by Angela Kempe
“That looks good!”
“It’s gluten free!”
“I won’t eat it!” Savanah said.
“Come on! I spent hours baking. You have to try!”
Savanah’s mother placed the pie on the table and walked away. Savanah stared at it. It smelled ordinary enough and had an ordinary color. Placed on a fancy white plate at the center of the table between a poinsettia and two white candles. Savanah rest her head on her palms as Grandpa walked by.
“You have to wait,” he smiled.
“I don’t want it!” Savanah sulked.
But Grandpa was already gone.
Just then, the pie wiggled.
“Mommy!” Savanah yelled, staring suspiciously.
There were too many people for her voice to be heard. She got on her tippy toes and leaned towards the pie. Tiny bubbles were forming on the smooth orange surface. Then, the center cracked and split down the middle. Savanah cowered behind the table, but gathered up her courage, leaned in closer and stared unflinchingly as a line of tiny bugs crawled out.
They formed a line like black ants across the table. Crawled all the way up to an inch away from her chin. Savanah squinted hard at the creatures. They looked like tiny men and were trying to say something to her, but she couldn’t understand.
“You better not get into that pie!” said her mother.
“Mommy! Mommy! There’s something in the pie! Aliens! Mommy, Look!”
Her mother laughed. Took up her knife in her hand and pushed passed Savanah.
“Oh, Savvy! Such a wild imagination!”
Savanah searched the table, but the creatures were gone. The pie was smooth as if just out of the oven. Savanah’s eyes were wide as her mother cut through the middle of the pie, cut out a large piece, and put it on a plate.
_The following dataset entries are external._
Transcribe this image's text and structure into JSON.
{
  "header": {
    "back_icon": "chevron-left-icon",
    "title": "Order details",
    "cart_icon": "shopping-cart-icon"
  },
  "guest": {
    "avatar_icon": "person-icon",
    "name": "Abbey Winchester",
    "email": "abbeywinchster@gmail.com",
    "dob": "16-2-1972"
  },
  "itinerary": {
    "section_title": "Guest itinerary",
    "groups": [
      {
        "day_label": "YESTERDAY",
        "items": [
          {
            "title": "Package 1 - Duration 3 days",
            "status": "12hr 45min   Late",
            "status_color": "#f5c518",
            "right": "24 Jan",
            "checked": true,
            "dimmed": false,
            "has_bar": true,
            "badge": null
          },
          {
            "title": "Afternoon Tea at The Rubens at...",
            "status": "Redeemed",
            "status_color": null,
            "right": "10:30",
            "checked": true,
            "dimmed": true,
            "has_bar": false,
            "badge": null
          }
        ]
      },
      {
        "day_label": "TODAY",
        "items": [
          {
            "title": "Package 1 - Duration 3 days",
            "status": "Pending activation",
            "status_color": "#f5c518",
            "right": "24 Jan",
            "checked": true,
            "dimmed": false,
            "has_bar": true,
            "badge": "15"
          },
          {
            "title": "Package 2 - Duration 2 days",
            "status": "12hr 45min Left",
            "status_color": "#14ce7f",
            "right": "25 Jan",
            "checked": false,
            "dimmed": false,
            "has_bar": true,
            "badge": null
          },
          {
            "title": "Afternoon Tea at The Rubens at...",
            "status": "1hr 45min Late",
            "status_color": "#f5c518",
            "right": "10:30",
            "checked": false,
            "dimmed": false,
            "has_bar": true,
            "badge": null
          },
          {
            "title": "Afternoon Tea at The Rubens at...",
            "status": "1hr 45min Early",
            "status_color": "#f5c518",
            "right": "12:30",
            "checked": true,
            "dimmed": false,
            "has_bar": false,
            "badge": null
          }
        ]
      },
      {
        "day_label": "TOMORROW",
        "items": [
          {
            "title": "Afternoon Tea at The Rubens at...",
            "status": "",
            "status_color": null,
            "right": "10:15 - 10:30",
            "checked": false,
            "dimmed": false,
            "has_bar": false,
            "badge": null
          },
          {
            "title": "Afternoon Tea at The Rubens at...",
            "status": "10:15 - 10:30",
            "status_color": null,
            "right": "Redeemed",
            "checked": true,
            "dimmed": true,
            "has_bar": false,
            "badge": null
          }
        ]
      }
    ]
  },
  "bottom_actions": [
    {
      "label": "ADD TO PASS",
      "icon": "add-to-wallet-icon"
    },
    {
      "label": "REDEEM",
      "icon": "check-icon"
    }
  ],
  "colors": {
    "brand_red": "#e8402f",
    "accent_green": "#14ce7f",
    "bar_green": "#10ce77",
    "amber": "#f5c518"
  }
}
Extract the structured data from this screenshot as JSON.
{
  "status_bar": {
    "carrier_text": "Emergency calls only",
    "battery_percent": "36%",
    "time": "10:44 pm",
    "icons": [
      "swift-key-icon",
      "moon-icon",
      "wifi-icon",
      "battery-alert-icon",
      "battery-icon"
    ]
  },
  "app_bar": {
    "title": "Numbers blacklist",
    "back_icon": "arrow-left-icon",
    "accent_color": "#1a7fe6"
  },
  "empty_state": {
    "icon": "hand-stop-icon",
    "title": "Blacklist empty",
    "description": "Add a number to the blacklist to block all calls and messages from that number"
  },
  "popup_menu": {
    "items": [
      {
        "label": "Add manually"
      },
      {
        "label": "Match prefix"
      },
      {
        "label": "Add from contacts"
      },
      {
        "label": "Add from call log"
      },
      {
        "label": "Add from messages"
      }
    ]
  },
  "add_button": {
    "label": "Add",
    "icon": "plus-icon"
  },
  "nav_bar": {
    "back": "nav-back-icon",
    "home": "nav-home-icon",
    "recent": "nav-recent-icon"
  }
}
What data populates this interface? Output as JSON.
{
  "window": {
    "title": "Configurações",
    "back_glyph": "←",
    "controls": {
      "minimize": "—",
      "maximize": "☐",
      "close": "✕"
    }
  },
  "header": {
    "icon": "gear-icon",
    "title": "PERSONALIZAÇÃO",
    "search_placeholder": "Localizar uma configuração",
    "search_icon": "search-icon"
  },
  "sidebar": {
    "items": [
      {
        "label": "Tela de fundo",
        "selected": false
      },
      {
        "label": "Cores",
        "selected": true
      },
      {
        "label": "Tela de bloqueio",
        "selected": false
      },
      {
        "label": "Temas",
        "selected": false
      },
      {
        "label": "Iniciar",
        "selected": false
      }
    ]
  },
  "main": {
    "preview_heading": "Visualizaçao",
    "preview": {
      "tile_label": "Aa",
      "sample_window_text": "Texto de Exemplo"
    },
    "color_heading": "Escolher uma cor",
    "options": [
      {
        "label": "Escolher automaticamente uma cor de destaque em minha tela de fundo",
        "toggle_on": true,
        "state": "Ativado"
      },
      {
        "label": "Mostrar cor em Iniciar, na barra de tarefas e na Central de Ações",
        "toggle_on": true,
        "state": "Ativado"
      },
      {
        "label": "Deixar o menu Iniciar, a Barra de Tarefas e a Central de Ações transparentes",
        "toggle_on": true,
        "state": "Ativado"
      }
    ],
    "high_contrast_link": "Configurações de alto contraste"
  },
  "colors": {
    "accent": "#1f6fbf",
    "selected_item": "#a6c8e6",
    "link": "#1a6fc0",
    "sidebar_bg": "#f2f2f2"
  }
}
“Sure you don’t want a piece?”
“No, thank you, Mama.”
“Suit yourself,” she said, and gave it to Grandpa.